The 14;18 translocation in European cases of follicular lymphoma: comparison of Southern blotting and the polymerase chain reaction.
Pezzella F., Ralfkiaer E., Gatter KC., Mason DY.

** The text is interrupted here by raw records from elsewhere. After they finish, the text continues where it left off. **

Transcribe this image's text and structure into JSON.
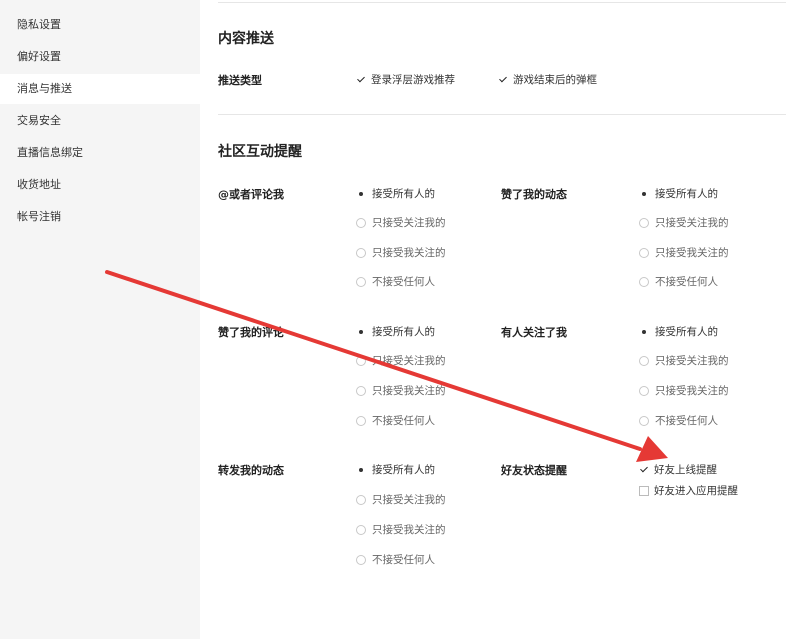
{
  "sidebar": {
    "items": [
      {
        "label": "隐私设置",
        "active": false
      },
      {
        "label": "偏好设置",
        "active": false
      },
      {
        "label": "消息与推送",
        "active": true
      },
      {
        "label": "交易安全",
        "active": false
      },
      {
        "label": "直播信息绑定",
        "active": false
      },
      {
        "label": "收货地址",
        "active": false
      },
      {
        "label": "帐号注销",
        "active": false
      }
    ]
  },
  "content_push": {
    "title": "内容推送",
    "type_label": "推送类型",
    "options": [
      {
        "label": "登录浮层游戏推荐",
        "checked": true
      },
      {
        "label": "游戏结束后的弹框",
        "checked": true
      }
    ]
  },
  "community": {
    "title": "社区互动提醒",
    "radio_options": [
      "接受所有人的",
      "只接受关注我的",
      "只接受我关注的",
      "不接受任何人"
    ],
    "groups": {
      "mention": {
        "label": "@或者评论我",
        "selected": 0
      },
      "like_post": {
        "label": "赞了我的动态",
        "selected": 0
      },
      "like_comment": {
        "label": "赞了我的评论",
        "selected": 0
      },
      "follow": {
        "label": "有人关注了我",
        "selected": 0
      },
      "repost": {
        "label": "转发我的动态",
        "selected": 0
      }
    },
    "friend_status": {
      "label": "好友状态提醒",
      "options": [
        {
          "label": "好友上线提醒",
          "checked": true
        },
        {
          "label": "好友进入应用提醒",
          "checked": false
        }
      ]
    }
  },
  "colors": {
    "arrow": "#e53935",
    "sidebar_bg": "#f5f5f5",
    "active_bg": "#ffffff"
  }
}
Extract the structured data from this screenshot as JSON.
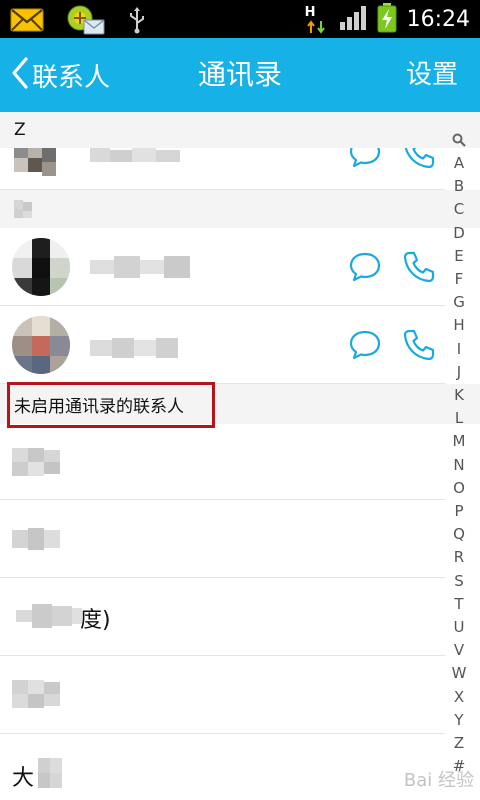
{
  "status_bar": {
    "time": "16:24",
    "network_label": "H",
    "icons": [
      "mail-icon",
      "contacts-sync-icon",
      "usb-icon",
      "data-arrows-icon",
      "signal-icon",
      "battery-charging-icon"
    ]
  },
  "header": {
    "back_label": "联系人",
    "title": "通讯录",
    "settings_label": "设置"
  },
  "sections": {
    "z": "Z",
    "z_sub": "Z",
    "not_enabled": "未启用通讯录的联系人"
  },
  "rows": {
    "partial_name": "度)",
    "last_name_prefix": "大"
  },
  "index_letters": [
    "A",
    "B",
    "C",
    "D",
    "E",
    "F",
    "G",
    "H",
    "I",
    "J",
    "K",
    "L",
    "M",
    "N",
    "O",
    "P",
    "Q",
    "R",
    "S",
    "T",
    "U",
    "V",
    "W",
    "X",
    "Y",
    "Z",
    "#"
  ],
  "colors": {
    "header": "#16b1e6",
    "accent_icon": "#1aa9e0",
    "highlight": "#b3151b"
  },
  "watermark": "Bai 经验"
}
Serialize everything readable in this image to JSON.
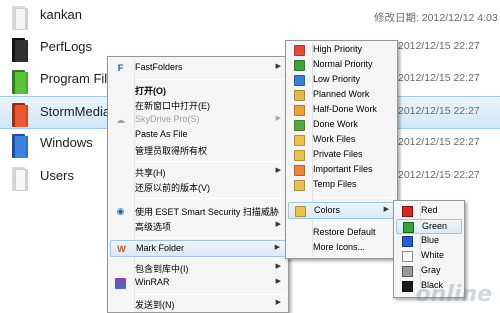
{
  "files": [
    {
      "name": "kankan",
      "date": "修改日期: 2012/12/12 4:03",
      "color": "#f0f0f0"
    },
    {
      "name": "PerfLogs",
      "date": "2012/12/15 22:27",
      "color": "#222222"
    },
    {
      "name": "Program Files",
      "date": "2012/12/15 22:27",
      "color": "#4caf2a"
    },
    {
      "name": "StormMedia",
      "date": "2012/12/15 22:27",
      "color": "#e0431d"
    },
    {
      "name": "Windows",
      "date": "2012/12/15 22:27",
      "color": "#2e6fd6"
    },
    {
      "name": "Users",
      "date": "2012/12/15 22:27",
      "color": "#e8e8e8"
    }
  ],
  "context_menu": {
    "fastfolders": "FastFolders",
    "open": "打开(O)",
    "open_new_window": "在新窗口中打开(E)",
    "skydrive": "SkyDrive Pro(S)",
    "paste_as_file": "Paste As File",
    "take_ownership": "管理员取得所有权",
    "share": "共享(H)",
    "restore_versions": "还原以前的版本(V)",
    "eset_scan": "使用 ESET Smart Security 扫描威胁",
    "advanced": "高级选项",
    "mark_folder": "Mark Folder",
    "include_library": "包含到库中(I)",
    "winrar": "WinRAR",
    "send_to": "发送到(N)"
  },
  "mark_submenu": {
    "items": [
      "High Priority",
      "Normal Priority",
      "Low Priority",
      "Planned Work",
      "Half-Done Work",
      "Done Work",
      "Work Files",
      "Private Files",
      "Important Files",
      "Temp Files"
    ],
    "icon_colors": [
      "#e24a3b",
      "#3aa33a",
      "#3a7fd6",
      "#e8b84a",
      "#e8a33a",
      "#5aa843",
      "#e8c24a",
      "#e8c24a",
      "#e8863a",
      "#e8c24a"
    ],
    "colors": "Colors",
    "restore_default": "Restore Default",
    "more_icons": "More Icons..."
  },
  "colors_submenu": {
    "items": [
      "Red",
      "Green",
      "Blue",
      "White",
      "Gray",
      "Black"
    ],
    "swatches": [
      "#d9261c",
      "#39a335",
      "#1f5fd1",
      "#f6f6f6",
      "#9a9a9a",
      "#1a1a1a"
    ]
  },
  "watermark": "online"
}
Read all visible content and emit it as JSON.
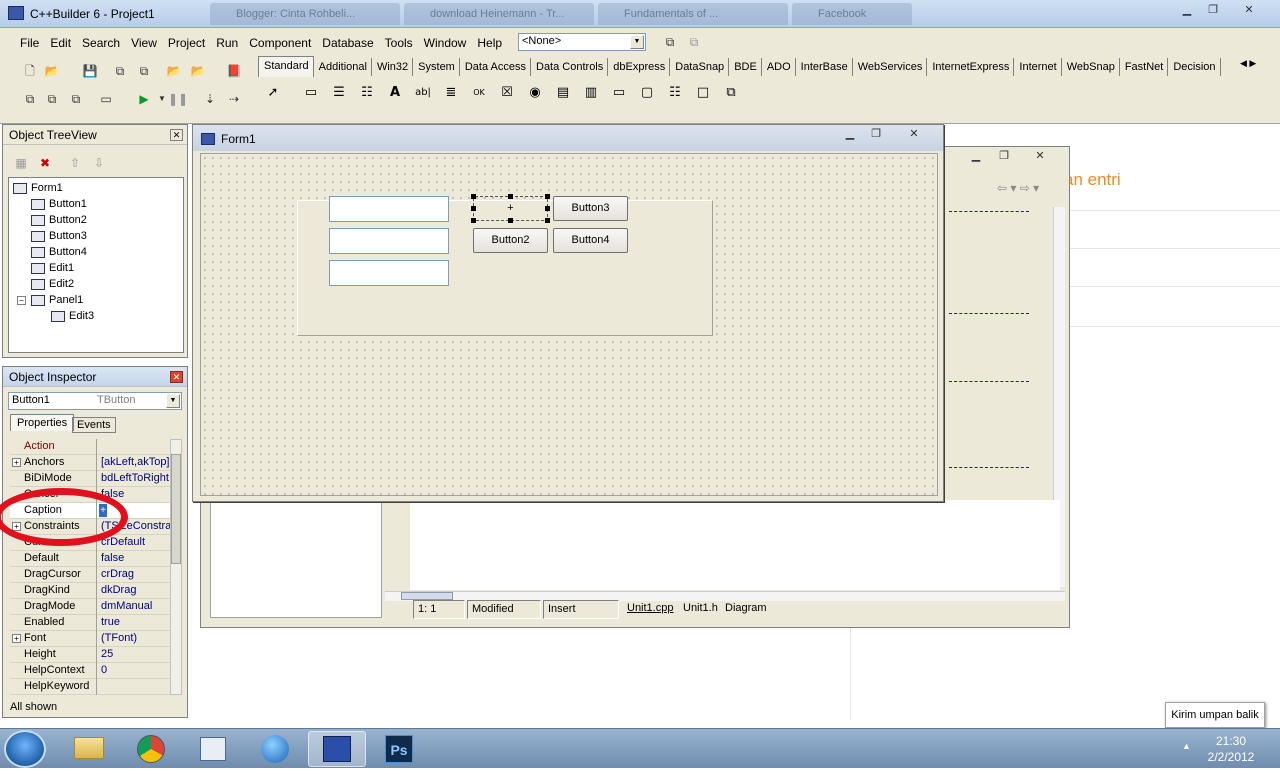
{
  "ide": {
    "title": "C++Builder 6 - Project1",
    "bg_tabs": [
      "Blogger: Cinta Rohbeli...",
      "download Heinemann - Tr...",
      "Fundamentals of ...",
      "Facebook"
    ],
    "menu": [
      "File",
      "Edit",
      "Search",
      "View",
      "Project",
      "Run",
      "Component",
      "Database",
      "Tools",
      "Window",
      "Help"
    ],
    "combo_value": "<None>",
    "palette_tabs": [
      "Standard",
      "Additional",
      "Win32",
      "System",
      "Data Access",
      "Data Controls",
      "dbExpress",
      "DataSnap",
      "BDE",
      "ADO",
      "InterBase",
      "WebServices",
      "InternetExpress",
      "Internet",
      "WebSnap",
      "FastNet",
      "Decision"
    ],
    "active_palette_tab": "Standard"
  },
  "treeview": {
    "title": "Object TreeView",
    "nodes": [
      {
        "label": "Form1",
        "depth": 0
      },
      {
        "label": "Button1",
        "depth": 1
      },
      {
        "label": "Button2",
        "depth": 1
      },
      {
        "label": "Button3",
        "depth": 1
      },
      {
        "label": "Button4",
        "depth": 1
      },
      {
        "label": "Edit1",
        "depth": 1
      },
      {
        "label": "Edit2",
        "depth": 1
      },
      {
        "label": "Panel1",
        "depth": 1
      },
      {
        "label": "Edit3",
        "depth": 2
      }
    ]
  },
  "inspector": {
    "title": "Object Inspector",
    "selected_object": "Button1",
    "selected_type": "TButton",
    "tabs": [
      "Properties",
      "Events"
    ],
    "properties": [
      {
        "name": "Action",
        "value": ""
      },
      {
        "name": "Anchors",
        "value": "[akLeft,akTop]"
      },
      {
        "name": "BiDiMode",
        "value": "bdLeftToRight"
      },
      {
        "name": "Cancel",
        "value": "false"
      },
      {
        "name": "Caption",
        "value": ""
      },
      {
        "name": "Constraints",
        "value": "(TSizeConstra"
      },
      {
        "name": "Cursor",
        "value": "crDefault"
      },
      {
        "name": "Default",
        "value": "false"
      },
      {
        "name": "DragCursor",
        "value": "crDrag"
      },
      {
        "name": "DragKind",
        "value": "dkDrag"
      },
      {
        "name": "DragMode",
        "value": "dmManual"
      },
      {
        "name": "Enabled",
        "value": "true"
      },
      {
        "name": "Font",
        "value": "(TFont)"
      },
      {
        "name": "Height",
        "value": "25"
      },
      {
        "name": "HelpContext",
        "value": "0"
      },
      {
        "name": "HelpKeyword",
        "value": ""
      }
    ],
    "footer": "All shown"
  },
  "form1": {
    "title": "Form1",
    "buttons": {
      "b2": "Button2",
      "b3": "Button3",
      "b4": "Button4",
      "b1_caption": "+"
    }
  },
  "editor": {
    "status": {
      "pos": "1:   1",
      "modified": "Modified",
      "mode": "Insert"
    },
    "tabs": [
      "Unit1.cpp",
      "Unit1.h",
      "Diagram"
    ]
  },
  "browser_fragment": "an entri",
  "taskbar": {
    "tooltip": "Kirim umpan balik",
    "time": "21:30",
    "date": "2/2/2012",
    "apps": [
      "explorer",
      "chrome",
      "notes",
      "globe",
      "cppbuilder",
      "photoshop"
    ],
    "ps_label": "Ps"
  },
  "colors": {
    "highlight": "#e0101c",
    "value_text": "#000080",
    "accent_orange": "#f08a24"
  }
}
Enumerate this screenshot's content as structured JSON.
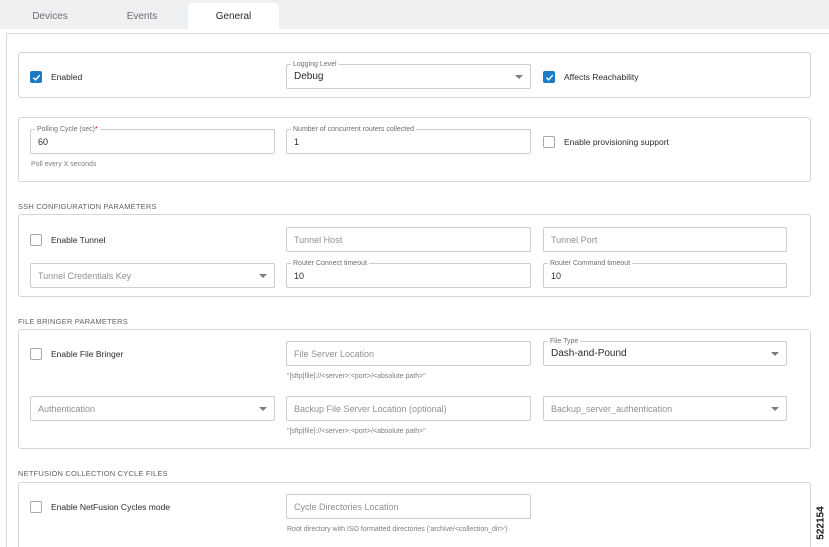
{
  "tabs": [
    {
      "label": "Devices"
    },
    {
      "label": "Events"
    },
    {
      "label": "General",
      "active": true
    }
  ],
  "general": {
    "enabled_label": "Enabled",
    "enabled_checked": true,
    "logging_level": {
      "label": "Logging Level",
      "value": "Debug"
    },
    "affects_reachability_label": "Affects Reachability",
    "affects_reachability_checked": true
  },
  "polling": {
    "label": "Polling Cycle (sec)",
    "required_mark": "*",
    "value": "60",
    "helper": "Poll every X seconds",
    "concurrent_label": "Number of concurrent routers collected",
    "concurrent_value": "1",
    "provisioning_label": "Enable provisioning support",
    "provisioning_checked": false
  },
  "ssh": {
    "title": "SSH CONFIGURATION PARAMETERS",
    "enable_tunnel_label": "Enable Tunnel",
    "tunnel_host_placeholder": "Tunnel Host",
    "tunnel_port_placeholder": "Tunnel Port",
    "credentials_placeholder": "Tunnel Credentials Key",
    "connect_timeout_label": "Router Connect timeout",
    "connect_timeout_value": "10",
    "command_timeout_label": "Router Command timeout",
    "command_timeout_value": "10"
  },
  "file_bringer": {
    "title": "FILE BRINGER PARAMETERS",
    "enable_label": "Enable File Bringer",
    "server_location_placeholder": "File Server Location",
    "server_location_helper": "\"[sftp|file]://<server>:<port>/<absolute path>\"",
    "file_type": {
      "label": "File Type",
      "value": "Dash-and-Pound"
    },
    "authentication_placeholder": "Authentication",
    "backup_location_placeholder": "Backup File Server Location (optional)",
    "backup_location_helper": "\"[sftp|file]://<server>:<port>/<absolute path>\"",
    "backup_auth_placeholder": "Backup_server_authentication"
  },
  "netfusion": {
    "title": "NETFUSION COLLECTION CYCLE FILES",
    "enable_label": "Enable NetFusion Cycles mode",
    "cycle_dirs_placeholder": "Cycle Directories Location",
    "cycle_dirs_helper": "Root directory with ISO formatted directories ('archive/<collection_dir>')"
  },
  "figure_number": "522154",
  "colors": {
    "accent": "#1c7bc6",
    "border": "#d3d6d9",
    "tabbar": "#eef0f2"
  }
}
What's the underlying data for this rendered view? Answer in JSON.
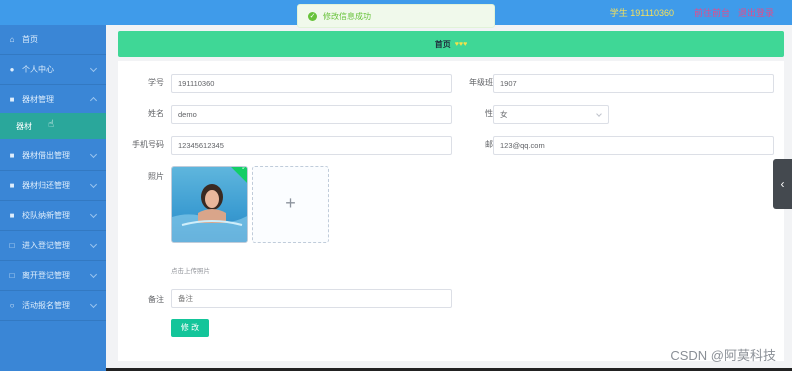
{
  "topbar": {
    "user": "学生 191110360",
    "link_front": "前往前台",
    "link_logout": "退出登录"
  },
  "toast": {
    "message": "修改信息成功"
  },
  "sidebar": {
    "items": [
      {
        "label": "首页",
        "icon": "home-icon"
      },
      {
        "label": "个人中心",
        "icon": "user-icon"
      },
      {
        "label": "器材管理",
        "icon": "box-icon"
      },
      {
        "label": "器材借出管理",
        "icon": "box-icon"
      },
      {
        "label": "器材归还管理",
        "icon": "box-icon"
      },
      {
        "label": "校队纳新管理",
        "icon": "box-icon"
      },
      {
        "label": "进入登记管理",
        "icon": "box-icon"
      },
      {
        "label": "离开登记管理",
        "icon": "box-icon"
      },
      {
        "label": "活动报名管理",
        "icon": "box-icon"
      }
    ],
    "sub_item": "器材"
  },
  "breadcrumb": {
    "home": "首页",
    "hearts": "♥♥♥"
  },
  "form": {
    "student_no_label": "学号",
    "student_no_value": "191110360",
    "grade_label": "年级班级",
    "grade_value": "1907",
    "name_label": "姓名",
    "name_value": "demo",
    "gender_label": "性别",
    "gender_value": "女",
    "phone_label": "手机号码",
    "phone_value": "12345612345",
    "email_label": "邮箱",
    "email_value": "123@qq.com",
    "photo_label": "照片",
    "upload_tip": "点击上传照片",
    "remark_label": "备注",
    "remark_placeholder": "备注",
    "submit_label": "修 改"
  },
  "watermark": "CSDN @阿莫科技"
}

The 14;18 chromosomal translocation is widely recognized as a cytogenetic abnormality associated with follicular lymphomas, but estimates of its frequency in this type of lymphoma vary widely from less than 50% to almost 90%. Furthermore, no extensive data have been published on the frequency of t(14;18) in European cases of follicular lymphoma. Lymph nodes from 51 patients with follicular lymphomas obtained from two European centres (Oxford and Copenhagen) were examined for the presence of this translocation. Southern blotting and the polymerase chain reaction (PCR) were used in 26 cases and the PCR alone in 25 cases (from which only degraded DNA or formalin fixed samples were available). DNA probes capable of detecting rearrangement at both the major and the minor breakpoint regions were employed. We could detect t(14;18) in only 21 out of 51 cases (41%). However, a review of the literature showed that comparable results have been obtained previously using both cytogenetic and molecular biological techniques and our results support the view that the global incidence of t(14;18) in follicular lymphoma is no greater than 70%. Furthermore, this study has indicated that the PCR is a reliable method for identifying t(14;18) when only formalin-fixed paraffin-embedded tissue or degraded DNA is available.